Work item:
What you should output is the data below, unchanged in every character.

= Beginning of Section =

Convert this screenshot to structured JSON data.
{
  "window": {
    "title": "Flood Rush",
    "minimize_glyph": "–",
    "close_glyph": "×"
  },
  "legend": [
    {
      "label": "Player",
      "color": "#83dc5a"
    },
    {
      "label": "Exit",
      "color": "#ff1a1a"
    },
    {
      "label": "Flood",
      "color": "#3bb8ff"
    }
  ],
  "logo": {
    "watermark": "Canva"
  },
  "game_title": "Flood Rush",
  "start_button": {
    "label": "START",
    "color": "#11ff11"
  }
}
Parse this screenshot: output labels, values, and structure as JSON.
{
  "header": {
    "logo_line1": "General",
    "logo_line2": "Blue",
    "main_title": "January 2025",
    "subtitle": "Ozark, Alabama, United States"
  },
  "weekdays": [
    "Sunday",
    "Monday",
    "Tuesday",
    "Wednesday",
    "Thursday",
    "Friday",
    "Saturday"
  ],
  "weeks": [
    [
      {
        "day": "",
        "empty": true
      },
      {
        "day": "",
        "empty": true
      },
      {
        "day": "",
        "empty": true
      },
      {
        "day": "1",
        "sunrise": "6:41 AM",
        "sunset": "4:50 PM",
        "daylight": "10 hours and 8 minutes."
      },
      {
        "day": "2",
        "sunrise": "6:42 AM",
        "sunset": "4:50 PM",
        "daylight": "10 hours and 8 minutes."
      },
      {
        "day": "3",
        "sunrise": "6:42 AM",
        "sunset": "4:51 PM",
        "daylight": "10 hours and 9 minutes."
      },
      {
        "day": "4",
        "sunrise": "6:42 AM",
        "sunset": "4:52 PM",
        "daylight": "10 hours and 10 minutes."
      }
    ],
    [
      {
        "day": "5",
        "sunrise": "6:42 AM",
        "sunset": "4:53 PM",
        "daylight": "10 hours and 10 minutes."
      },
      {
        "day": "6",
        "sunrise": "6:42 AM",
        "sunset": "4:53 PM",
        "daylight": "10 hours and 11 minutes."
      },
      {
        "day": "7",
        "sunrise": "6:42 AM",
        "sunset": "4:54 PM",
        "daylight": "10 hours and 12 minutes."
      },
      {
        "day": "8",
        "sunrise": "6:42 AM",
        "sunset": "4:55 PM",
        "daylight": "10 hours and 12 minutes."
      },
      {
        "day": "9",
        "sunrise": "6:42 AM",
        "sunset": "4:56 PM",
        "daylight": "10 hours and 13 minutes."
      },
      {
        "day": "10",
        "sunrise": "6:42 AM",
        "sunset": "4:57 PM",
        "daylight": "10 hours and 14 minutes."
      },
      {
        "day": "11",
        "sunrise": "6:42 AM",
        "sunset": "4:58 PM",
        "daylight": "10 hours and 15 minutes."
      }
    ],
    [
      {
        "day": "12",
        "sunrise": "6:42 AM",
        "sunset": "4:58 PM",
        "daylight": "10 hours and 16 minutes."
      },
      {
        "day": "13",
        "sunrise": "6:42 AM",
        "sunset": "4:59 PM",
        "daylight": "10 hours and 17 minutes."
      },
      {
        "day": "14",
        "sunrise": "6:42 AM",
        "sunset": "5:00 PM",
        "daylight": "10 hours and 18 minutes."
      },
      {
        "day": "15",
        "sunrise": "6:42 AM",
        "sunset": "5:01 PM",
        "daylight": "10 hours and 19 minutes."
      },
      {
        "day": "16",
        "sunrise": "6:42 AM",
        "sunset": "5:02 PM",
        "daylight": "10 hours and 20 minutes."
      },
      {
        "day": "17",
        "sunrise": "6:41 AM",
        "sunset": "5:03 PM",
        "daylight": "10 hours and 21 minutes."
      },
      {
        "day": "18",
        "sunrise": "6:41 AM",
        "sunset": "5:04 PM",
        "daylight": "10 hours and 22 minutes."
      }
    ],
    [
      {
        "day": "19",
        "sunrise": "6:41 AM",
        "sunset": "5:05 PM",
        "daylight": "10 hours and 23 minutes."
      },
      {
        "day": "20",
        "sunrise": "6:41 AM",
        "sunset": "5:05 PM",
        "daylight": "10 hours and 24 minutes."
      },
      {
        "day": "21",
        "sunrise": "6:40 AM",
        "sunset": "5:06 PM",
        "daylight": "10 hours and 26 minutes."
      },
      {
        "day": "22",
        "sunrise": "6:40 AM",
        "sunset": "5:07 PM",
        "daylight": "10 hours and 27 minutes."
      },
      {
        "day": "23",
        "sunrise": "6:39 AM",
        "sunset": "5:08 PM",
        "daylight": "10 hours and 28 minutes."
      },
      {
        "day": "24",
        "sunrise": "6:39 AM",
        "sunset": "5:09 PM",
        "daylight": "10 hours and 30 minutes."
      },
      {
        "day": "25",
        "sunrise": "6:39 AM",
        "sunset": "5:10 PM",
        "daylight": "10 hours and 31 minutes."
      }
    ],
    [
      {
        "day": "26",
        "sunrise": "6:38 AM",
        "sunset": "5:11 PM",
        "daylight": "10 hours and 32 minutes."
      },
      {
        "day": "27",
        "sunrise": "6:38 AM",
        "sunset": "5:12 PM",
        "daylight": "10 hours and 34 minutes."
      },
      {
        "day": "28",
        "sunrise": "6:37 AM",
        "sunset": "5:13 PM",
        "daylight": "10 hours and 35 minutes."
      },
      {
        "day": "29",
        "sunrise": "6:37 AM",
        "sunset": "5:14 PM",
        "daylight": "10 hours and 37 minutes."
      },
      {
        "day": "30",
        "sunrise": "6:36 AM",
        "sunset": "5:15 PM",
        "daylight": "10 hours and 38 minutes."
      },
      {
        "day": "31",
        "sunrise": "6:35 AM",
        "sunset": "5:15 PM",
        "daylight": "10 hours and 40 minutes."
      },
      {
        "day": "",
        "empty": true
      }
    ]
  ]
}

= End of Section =

Response box:
Convert this screenshot to structured JSON data.
{
  "window": {
    "title": "Flood Rush",
    "minimize_glyph": "–",
    "close_glyph": "×"
  },
  "legend": [
    {
      "label": "Player",
      "color": "#83dc5a"
    },
    {
      "label": "Exit",
      "color": "#ff1a1a"
    },
    {
      "label": "Flood",
      "color": "#3bb8ff"
    }
  ],
  "logo": {
    "watermark": "Canva"
  },
  "game_title": "Flood Rush",
  "start_button": {
    "label": "START",
    "color": "#11ff11"
  }
}
Parse this screenshot: output labels, values, and structure as JSON.
{
  "header": {
    "logo_line1": "General",
    "logo_line2": "Blue",
    "main_title": "January 2025",
    "subtitle": "Ozark, Alabama, United States"
  },
  "weekdays": [
    "Sunday",
    "Monday",
    "Tuesday",
    "Wednesday",
    "Thursday",
    "Friday",
    "Saturday"
  ],
  "weeks": [
    [
      {
        "day": "",
        "empty": true
      },
      {
        "day": "",
        "empty": true
      },
      {
        "day": "",
        "empty": true
      },
      {
        "day": "1",
        "sunrise": "6:41 AM",
        "sunset": "4:50 PM",
        "daylight": "10 hours and 8 minutes."
      },
      {
        "day": "2",
        "sunrise": "6:42 AM",
        "sunset": "4:50 PM",
        "daylight": "10 hours and 8 minutes."
      },
      {
        "day": "3",
        "sunrise": "6:42 AM",
        "sunset": "4:51 PM",
        "daylight": "10 hours and 9 minutes."
      },
      {
        "day": "4",
        "sunrise": "6:42 AM",
        "sunset": "4:52 PM",
        "daylight": "10 hours and 10 minutes."
      }
    ],
    [
      {
        "day": "5",
        "sunrise": "6:42 AM",
        "sunset": "4:53 PM",
        "daylight": "10 hours and 10 minutes."
      },
      {
        "day": "6",
        "sunrise": "6:42 AM",
        "sunset": "4:53 PM",
        "daylight": "10 hours and 11 minutes."
      },
      {
        "day": "7",
        "sunrise": "6:42 AM",
        "sunset": "4:54 PM",
        "daylight": "10 hours and 12 minutes."
      },
      {
        "day": "8",
        "sunrise": "6:42 AM",
        "sunset": "4:55 PM",
        "daylight": "10 hours and 12 minutes."
      },
      {
        "day": "9",
        "sunrise": "6:42 AM",
        "sunset": "4:56 PM",
        "daylight": "10 hours and 13 minutes."
      },
      {
        "day": "10",
        "sunrise": "6:42 AM",
        "sunset": "4:57 PM",
        "daylight": "10 hours and 14 minutes."
      },
      {
        "day": "11",
        "sunrise": "6:42 AM",
        "sunset": "4:58 PM",
        "daylight": "10 hours and 15 minutes."
      }
    ],
    [
      {
        "day": "12",
        "sunrise": "6:42 AM",
        "sunset": "4:58 PM",
        "daylight": "10 hours and 16 minutes."
      },
      {
        "day": "13",
        "sunrise": "6:42 AM",
        "sunset": "4:59 PM",
        "daylight": "10 hours and 17 minutes."
      },
      {
        "day": "14",
        "sunrise": "6:42 AM",
        "sunset": "5:00 PM",
        "daylight": "10 hours and 18 minutes."
      },
      {
        "day": "15",
        "sunrise": "6:42 AM",
        "sunset": "5:01 PM",
        "daylight": "10 hours and 19 minutes."
      },
      {
        "day": "16",
        "sunrise": "6:42 AM",
        "sunset": "5:02 PM",
        "daylight": "10 hours and 20 minutes."
      },
      {
        "day": "17",
        "sunrise": "6:41 AM",
        "sunset": "5:03 PM",
        "daylight": "10 hours and 21 minutes."
      },
      {
        "day": "18",
        "sunrise": "6:41 AM",
        "sunset": "5:04 PM",
        "daylight": "10 hours and 22 minutes."
      }
    ],
    [
      {
        "day": "19",
        "sunrise": "6:41 AM",
        "sunset": "5:05 PM",
        "daylight": "10 hours and 23 minutes."
      },
      {
        "day": "20",
        "sunrise": "6:41 AM",
        "sunset": "5:05 PM",
        "daylight": "10 hours and 24 minutes."
      },
      {
        "day": "21",
        "sunrise": "6:40 AM",
        "sunset": "5:06 PM",
        "daylight": "10 hours and 26 minutes."
      },
      {
        "day": "22",
        "sunrise": "6:40 AM",
        "sunset": "5:07 PM",
        "daylight": "10 hours and 27 minutes."
      },
      {
        "day": "23",
        "sunrise": "6:39 AM",
        "sunset": "5:08 PM",
        "daylight": "10 hours and 28 minutes."
      },
      {
        "day": "24",
        "sunrise": "6:39 AM",
        "sunset": "5:09 PM",
        "daylight": "10 hours and 30 minutes."
      },
      {
        "day": "25",
        "sunrise": "6:39 AM",
        "sunset": "5:10 PM",
        "daylight": "10 hours and 31 minutes."
      }
    ],
    [
      {
        "day": "26",
        "sunrise": "6:38 AM",
        "sunset": "5:11 PM",
        "daylight": "10 hours and 32 minutes."
      },
      {
        "day": "27",
        "sunrise": "6:38 AM",
        "sunset": "5:12 PM",
        "daylight": "10 hours and 34 minutes."
      },
      {
        "day": "28",
        "sunrise": "6:37 AM",
        "sunset": "5:13 PM",
        "daylight": "10 hours and 35 minutes."
      },
      {
        "day": "29",
        "sunrise": "6:37 AM",
        "sunset": "5:14 PM",
        "daylight": "10 hours and 37 minutes."
      },
      {
        "day": "30",
        "sunrise": "6:36 AM",
        "sunset": "5:15 PM",
        "daylight": "10 hours and 38 minutes."
      },
      {
        "day": "31",
        "sunrise": "6:35 AM",
        "sunset": "5:15 PM",
        "daylight": "10 hours and 40 minutes."
      },
      {
        "day": "",
        "empty": true
      }
    ]
  ]
}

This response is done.